-- The records follows --
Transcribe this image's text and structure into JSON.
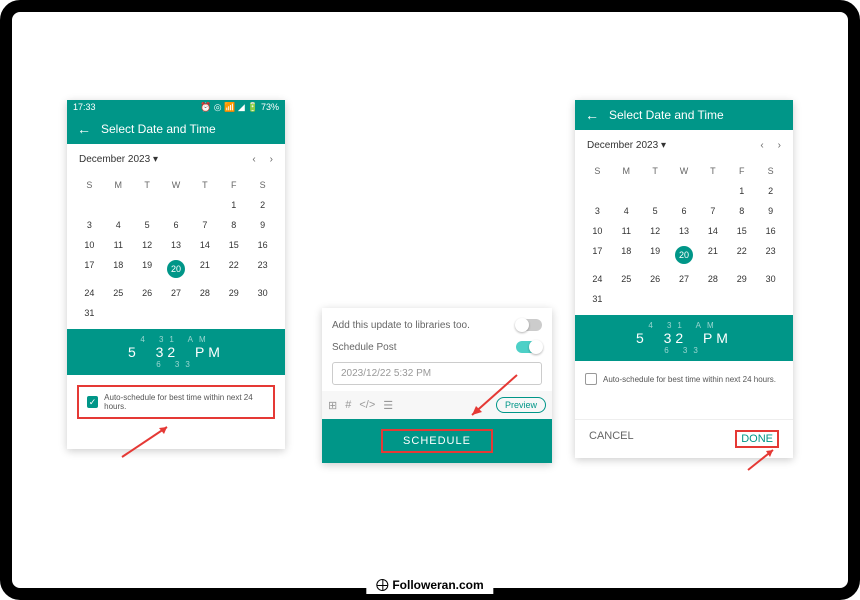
{
  "statusbar": {
    "time": "17:33",
    "battery": "73%"
  },
  "header": {
    "title": "Select Date and Time"
  },
  "calendar": {
    "month_label": "December 2023",
    "dow": [
      "S",
      "M",
      "T",
      "W",
      "T",
      "F",
      "S"
    ],
    "rows": [
      [
        "",
        "",
        "",
        "",
        "",
        "1",
        "2"
      ],
      [
        "3",
        "4",
        "5",
        "6",
        "7",
        "8",
        "9"
      ],
      [
        "10",
        "11",
        "12",
        "13",
        "14",
        "15",
        "16"
      ],
      [
        "17",
        "18",
        "19",
        "20",
        "21",
        "22",
        "23"
      ],
      [
        "24",
        "25",
        "26",
        "27",
        "28",
        "29",
        "30"
      ],
      [
        "31",
        "",
        "",
        "",
        "",
        "",
        ""
      ]
    ],
    "selected": "20"
  },
  "time_left": {
    "above": "4   31   AM",
    "main_h": "5",
    "main_m": "32",
    "main_ap": "PM",
    "below": "6   33"
  },
  "time_right": {
    "above": "4   31   AM",
    "main_h": "5",
    "main_m": "32",
    "main_ap": "PM",
    "below": "6   33"
  },
  "autoschedule_label": "Auto-schedule for best time within next 24 hours.",
  "mid": {
    "libraries_label": "Add this update to libraries too.",
    "schedule_post_label": "Schedule Post",
    "datetime_value": "2023/12/22 5:32 PM",
    "preview_label": "Preview",
    "schedule_button": "SCHEDULE"
  },
  "footer": {
    "cancel": "CANCEL",
    "done": "DONE"
  },
  "watermark": "Followeran.com"
}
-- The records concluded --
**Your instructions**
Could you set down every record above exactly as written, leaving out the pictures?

**Response to this exercise**
Transcribe this image's text and structure into JSON.
{
  "statusbar": {
    "time": "17:33",
    "battery": "73%"
  },
  "header": {
    "title": "Select Date and Time"
  },
  "calendar": {
    "month_label": "December 2023",
    "dow": [
      "S",
      "M",
      "T",
      "W",
      "T",
      "F",
      "S"
    ],
    "rows": [
      [
        "",
        "",
        "",
        "",
        "",
        "1",
        "2"
      ],
      [
        "3",
        "4",
        "5",
        "6",
        "7",
        "8",
        "9"
      ],
      [
        "10",
        "11",
        "12",
        "13",
        "14",
        "15",
        "16"
      ],
      [
        "17",
        "18",
        "19",
        "20",
        "21",
        "22",
        "23"
      ],
      [
        "24",
        "25",
        "26",
        "27",
        "28",
        "29",
        "30"
      ],
      [
        "31",
        "",
        "",
        "",
        "",
        "",
        ""
      ]
    ],
    "selected": "20"
  },
  "time_left": {
    "above": "4   31   AM",
    "main_h": "5",
    "main_m": "32",
    "main_ap": "PM",
    "below": "6   33"
  },
  "time_right": {
    "above": "4   31   AM",
    "main_h": "5",
    "main_m": "32",
    "main_ap": "PM",
    "below": "6   33"
  },
  "autoschedule_label": "Auto-schedule for best time within next 24 hours.",
  "mid": {
    "libraries_label": "Add this update to libraries too.",
    "schedule_post_label": "Schedule Post",
    "datetime_value": "2023/12/22 5:32 PM",
    "preview_label": "Preview",
    "schedule_button": "SCHEDULE"
  },
  "footer": {
    "cancel": "CANCEL",
    "done": "DONE"
  },
  "watermark": "Followeran.com"
}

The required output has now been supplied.